Health, Exercise, and Sports Sciences ETDs

Publication Date

Spring 4-7-2023


The purpose of this study was to analyze what factors contribute to the self-efficacy/teacher efficacy (TE) of pre-service teachers (PSTs) as they instruct physical education (PE) to students with disabilities (SWDs). Self-efficacy theory, SET, (Bandura, 1977; Maddux, 2013) was used to make meaning of what SET tenets the PSTs found valuable as it pertained to boosting their teacher efficacy as they taught physical education to SWDs. Data collection involved three semi-structured interviews, three reflections, one critical incident account (Flanagan, 1954), ten to twelve non-participatory observations of the PSTs teaching PE in an elementary school with SWDs, informal conversations, email communication, and collection of relevant artifacts that pertained to the purpose of this study. Data trustworthiness was established through the use of multiple researchers, triangulation, an audit trail, member checks and the search for negative cases. Inductive analysis (Huberman & Miles, 1994) of the data generated themes pertaining to self-efficacy theory. Derived from SET, data analysis revealed that the PSTs highly value vicarious experiences, mastery experiences, and social persuasion when considering factors that elevate their TE with SWDs in the PE setting. Implications for Physical Education Teacher Education (PETE) programs are discussed.


teacher efficacy, physical education, students with disabilities, adapted PE, motivation research

Document Type




Degree Name

Physical Education, Sports and Exercise Science

Level of Degree


Department Name

Health, Exercise, and Sports Sciences

First Committee Member (Chair)

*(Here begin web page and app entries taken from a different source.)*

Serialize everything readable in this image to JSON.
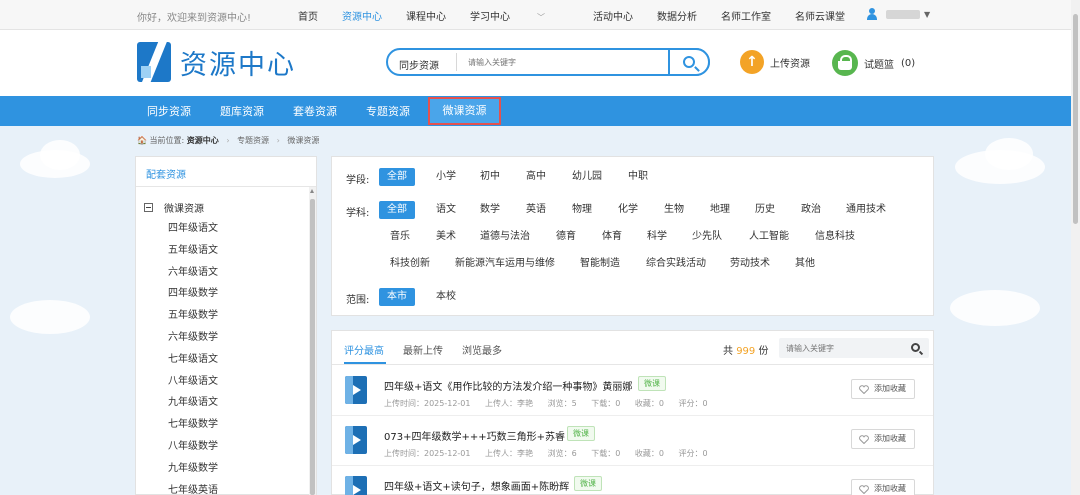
{
  "topbar": {
    "welcome": "你好，欢迎来到资源中心!",
    "nav": [
      {
        "label": "首页",
        "active": false
      },
      {
        "label": "资源中心",
        "active": true
      },
      {
        "label": "课程中心",
        "active": false
      },
      {
        "label": "学习中心",
        "active": false,
        "dropdown": true
      },
      {
        "label": "活动中心",
        "active": false
      },
      {
        "label": "数据分析",
        "active": false
      },
      {
        "label": "名师工作室",
        "active": false
      },
      {
        "label": "名师云课堂",
        "active": false
      }
    ]
  },
  "header": {
    "logo_text": "资源中心",
    "search_category": "同步资源",
    "search_placeholder": "请输入关键字",
    "upload_label": "上传资源",
    "basket_label": "试题篮",
    "basket_count": "(0)"
  },
  "mainnav": [
    "同步资源",
    "题库资源",
    "套卷资源",
    "专题资源",
    "微课资源"
  ],
  "breadcrumb": {
    "prefix": "当前位置:",
    "items": [
      "资源中心",
      "专题资源",
      "微课资源"
    ]
  },
  "sidebar": {
    "title": "配套资源",
    "root": "微课资源",
    "items": [
      "四年级语文",
      "五年级语文",
      "六年级语文",
      "四年级数学",
      "五年级数学",
      "六年级数学",
      "七年级语文",
      "八年级语文",
      "九年级语文",
      "七年级数学",
      "八年级数学",
      "九年级数学",
      "七年级英语"
    ]
  },
  "filters": {
    "stage_label": "学段:",
    "stages": [
      "全部",
      "小学",
      "初中",
      "高中",
      "幼儿园",
      "中职"
    ],
    "subject_label": "学科:",
    "subjects_row1": [
      "全部",
      "语文",
      "数学",
      "英语",
      "物理",
      "化学",
      "生物",
      "地理",
      "历史",
      "政治",
      "通用技术"
    ],
    "subjects_row2": [
      "音乐",
      "美术",
      "道德与法治",
      "德育",
      "体育",
      "科学",
      "少先队",
      "人工智能",
      "信息科技"
    ],
    "subjects_row3": [
      "科技创新",
      "新能源汽车运用与维修",
      "智能制造",
      "综合实践活动",
      "劳动技术",
      "其他"
    ],
    "scope_label": "范围:",
    "scopes": [
      "本市",
      "本校"
    ]
  },
  "list": {
    "tabs": [
      "评分最高",
      "最新上传",
      "浏览最多"
    ],
    "total_prefix": "共",
    "total_count": "999",
    "total_suffix": "份",
    "search_placeholder": "请输入关键字",
    "fav_label": "添加收藏",
    "badge": "微课",
    "rows": [
      {
        "title": "四年级+语文《用作比较的方法发介绍一种事物》黄丽娜",
        "time": "上传时间：2025-12-01",
        "uploader": "上传人：李艳",
        "views": "浏览：5",
        "downloads": "下载：0",
        "favs": "收藏：0",
        "score": "评分：0"
      },
      {
        "title": "073+四年级数学+++巧数三角形+苏睿",
        "time": "上传时间：2025-12-01",
        "uploader": "上传人：李艳",
        "views": "浏览：6",
        "downloads": "下载：0",
        "favs": "收藏：0",
        "score": "评分：0"
      },
      {
        "title": "四年级+语文+读句子，想象画面+陈盼辉",
        "time": "",
        "uploader": "",
        "views": "",
        "downloads": "",
        "favs": "",
        "score": ""
      }
    ]
  },
  "colors": {
    "accent": "#2f93e0",
    "logo": "#1d78c8",
    "orange": "#f3a326",
    "green": "#58b64f",
    "highlight_border": "#e4524f"
  }
}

Karen Gaudreault

Second Committee Member

Victoria Shiver

Third Committee Member

Glenn Hushman

Fourth Committee Member

Amanda Young